**Task brief:** In the entries that follow, find every line containing "Filter" and copy it.

Start of Exercise data

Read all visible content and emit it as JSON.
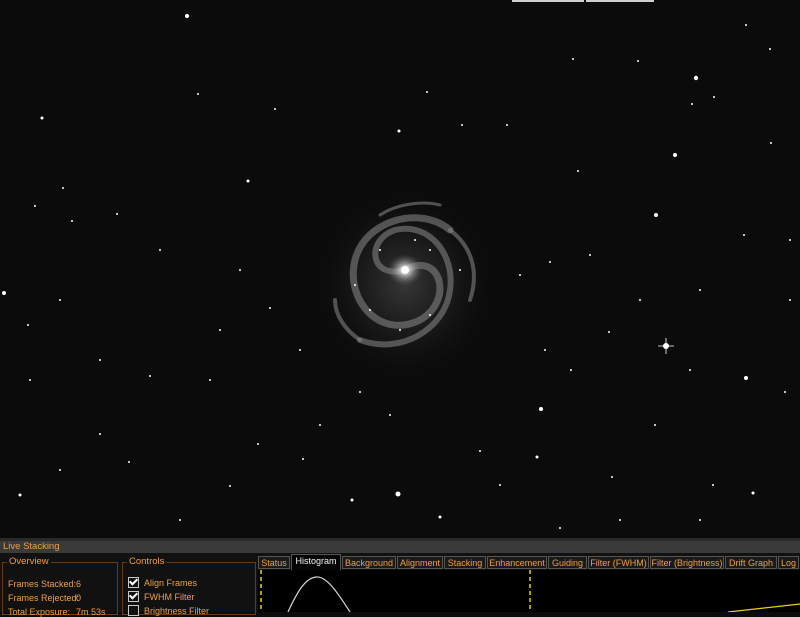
{
  "panel": {
    "title": "Live Stacking",
    "overview": {
      "legend": "Overview",
      "rows": [
        {
          "label": "Frames Stacked:",
          "value": "6"
        },
        {
          "label": "Frames Rejected:",
          "value": "0"
        },
        {
          "label": "Total Exposure:",
          "value": "7m 53s"
        }
      ]
    },
    "controls": {
      "legend": "Controls",
      "items": [
        {
          "label": "Align Frames",
          "checked": true
        },
        {
          "label": "FWHM Filter",
          "checked": true
        },
        {
          "label": "Brightness Filter",
          "checked": false
        }
      ]
    },
    "tabs": [
      {
        "label": "Status",
        "active": false
      },
      {
        "label": "Histogram",
        "active": true
      },
      {
        "label": "Background",
        "active": false
      },
      {
        "label": "Alignment",
        "active": false
      },
      {
        "label": "Stacking",
        "active": false
      },
      {
        "label": "Enhancement",
        "active": false
      },
      {
        "label": "Guiding",
        "active": false
      },
      {
        "label": "Filter (FWHM)",
        "active": false
      },
      {
        "label": "Filter (Brightness)",
        "active": false
      },
      {
        "label": "Drift Graph",
        "active": false
      },
      {
        "label": "Log",
        "active": false
      }
    ]
  },
  "colors": {
    "accent": "#f0a040",
    "sky": "#0b0b0b",
    "histogram_marker": "#e8d21a"
  },
  "icons": {
    "check": "check-icon"
  }
}
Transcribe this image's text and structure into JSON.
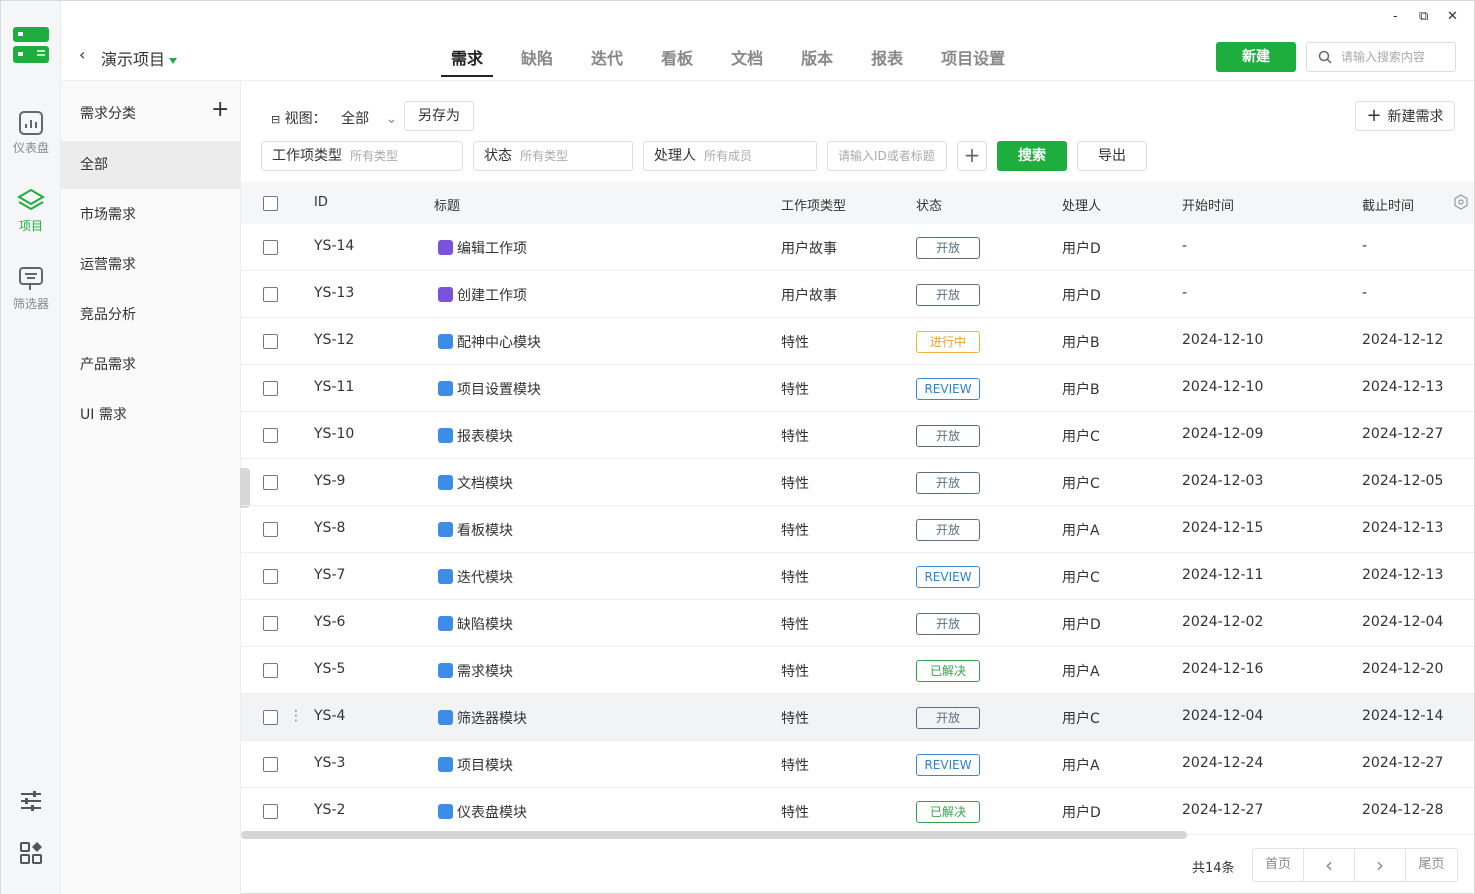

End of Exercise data

**Solution to this task:**
          "label": "FWHM Filter",
          "label": "Brightness Filter",
        "label": "Filter (FWHM)",
        "label": "Filter (Brightness)",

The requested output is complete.